● **WORK INSTRUCTION**
Look at each line of the listing. Copy those that hold the string "Flash".

● **ENTRIES SUPPLIED**
- - - -

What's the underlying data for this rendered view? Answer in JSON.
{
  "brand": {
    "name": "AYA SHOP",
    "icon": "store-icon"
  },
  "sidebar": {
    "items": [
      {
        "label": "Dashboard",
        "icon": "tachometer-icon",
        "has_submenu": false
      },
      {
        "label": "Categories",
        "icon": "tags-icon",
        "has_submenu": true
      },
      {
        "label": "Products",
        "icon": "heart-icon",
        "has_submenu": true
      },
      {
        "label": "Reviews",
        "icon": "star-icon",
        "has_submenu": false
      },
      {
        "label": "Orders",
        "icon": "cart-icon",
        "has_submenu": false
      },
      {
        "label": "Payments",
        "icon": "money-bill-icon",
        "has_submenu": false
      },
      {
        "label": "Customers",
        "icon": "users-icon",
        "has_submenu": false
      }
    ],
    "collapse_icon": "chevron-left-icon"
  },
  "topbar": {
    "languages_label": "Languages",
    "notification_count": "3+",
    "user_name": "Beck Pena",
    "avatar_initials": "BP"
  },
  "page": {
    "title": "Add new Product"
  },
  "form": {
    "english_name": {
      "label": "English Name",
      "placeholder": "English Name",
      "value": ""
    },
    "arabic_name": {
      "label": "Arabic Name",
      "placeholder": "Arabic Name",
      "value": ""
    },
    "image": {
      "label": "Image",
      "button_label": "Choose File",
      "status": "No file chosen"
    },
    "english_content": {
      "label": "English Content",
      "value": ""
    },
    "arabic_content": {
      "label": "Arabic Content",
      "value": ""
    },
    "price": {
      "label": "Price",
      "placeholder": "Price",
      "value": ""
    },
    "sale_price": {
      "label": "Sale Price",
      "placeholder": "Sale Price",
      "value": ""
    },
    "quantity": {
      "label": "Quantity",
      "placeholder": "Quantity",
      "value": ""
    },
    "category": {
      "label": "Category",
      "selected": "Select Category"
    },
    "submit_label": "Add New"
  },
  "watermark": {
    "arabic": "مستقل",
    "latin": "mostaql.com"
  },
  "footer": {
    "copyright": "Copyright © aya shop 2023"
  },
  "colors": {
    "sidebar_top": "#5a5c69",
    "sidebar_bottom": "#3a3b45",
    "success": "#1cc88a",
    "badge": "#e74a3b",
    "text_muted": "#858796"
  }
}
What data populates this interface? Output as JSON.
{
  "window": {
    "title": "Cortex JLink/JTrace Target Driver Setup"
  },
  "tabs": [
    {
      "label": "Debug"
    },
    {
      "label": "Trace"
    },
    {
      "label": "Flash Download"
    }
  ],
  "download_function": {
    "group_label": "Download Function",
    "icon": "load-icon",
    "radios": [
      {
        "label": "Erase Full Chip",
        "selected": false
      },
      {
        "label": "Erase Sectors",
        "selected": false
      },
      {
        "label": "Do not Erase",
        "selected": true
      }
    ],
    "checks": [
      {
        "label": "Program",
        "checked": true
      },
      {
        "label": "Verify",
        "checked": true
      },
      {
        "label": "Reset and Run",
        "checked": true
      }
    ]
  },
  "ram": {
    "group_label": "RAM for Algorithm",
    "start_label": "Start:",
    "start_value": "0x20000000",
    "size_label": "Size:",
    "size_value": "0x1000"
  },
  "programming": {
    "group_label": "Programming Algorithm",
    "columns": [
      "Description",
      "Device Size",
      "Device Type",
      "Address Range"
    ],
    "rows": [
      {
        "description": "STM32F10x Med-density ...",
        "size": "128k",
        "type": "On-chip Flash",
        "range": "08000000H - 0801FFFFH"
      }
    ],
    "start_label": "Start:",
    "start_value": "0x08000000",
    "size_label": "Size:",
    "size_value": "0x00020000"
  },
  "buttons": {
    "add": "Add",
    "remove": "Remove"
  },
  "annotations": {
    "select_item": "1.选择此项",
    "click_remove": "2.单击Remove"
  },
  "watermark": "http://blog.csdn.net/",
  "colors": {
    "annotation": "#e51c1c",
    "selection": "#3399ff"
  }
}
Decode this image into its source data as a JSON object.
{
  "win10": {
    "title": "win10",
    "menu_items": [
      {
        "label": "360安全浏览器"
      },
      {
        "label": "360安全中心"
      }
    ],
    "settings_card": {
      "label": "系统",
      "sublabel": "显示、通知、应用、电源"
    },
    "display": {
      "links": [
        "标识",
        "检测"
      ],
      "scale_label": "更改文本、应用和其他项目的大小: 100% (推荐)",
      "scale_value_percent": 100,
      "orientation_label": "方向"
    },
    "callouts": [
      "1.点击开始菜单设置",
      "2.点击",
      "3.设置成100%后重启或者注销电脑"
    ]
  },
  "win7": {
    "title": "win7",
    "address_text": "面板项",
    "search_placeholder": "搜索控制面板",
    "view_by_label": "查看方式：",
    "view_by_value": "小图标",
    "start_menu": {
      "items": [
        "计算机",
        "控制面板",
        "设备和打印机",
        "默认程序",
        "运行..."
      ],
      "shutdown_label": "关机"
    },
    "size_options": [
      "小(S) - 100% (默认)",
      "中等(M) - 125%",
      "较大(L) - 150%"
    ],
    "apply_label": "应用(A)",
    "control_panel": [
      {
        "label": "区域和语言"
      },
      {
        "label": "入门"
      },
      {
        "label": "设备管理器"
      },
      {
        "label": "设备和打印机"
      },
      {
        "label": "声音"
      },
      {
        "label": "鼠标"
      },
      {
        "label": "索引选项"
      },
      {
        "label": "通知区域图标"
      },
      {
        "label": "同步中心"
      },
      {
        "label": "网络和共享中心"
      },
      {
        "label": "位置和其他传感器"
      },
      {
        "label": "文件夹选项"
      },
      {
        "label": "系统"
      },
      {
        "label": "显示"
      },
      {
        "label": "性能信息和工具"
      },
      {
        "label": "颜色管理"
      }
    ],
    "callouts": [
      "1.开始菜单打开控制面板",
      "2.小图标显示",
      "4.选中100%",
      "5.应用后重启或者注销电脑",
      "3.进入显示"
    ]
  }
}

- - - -

● **FINISHED EXERCISE**
      "label": "Flash Download"
        "type": "On-chip Flash",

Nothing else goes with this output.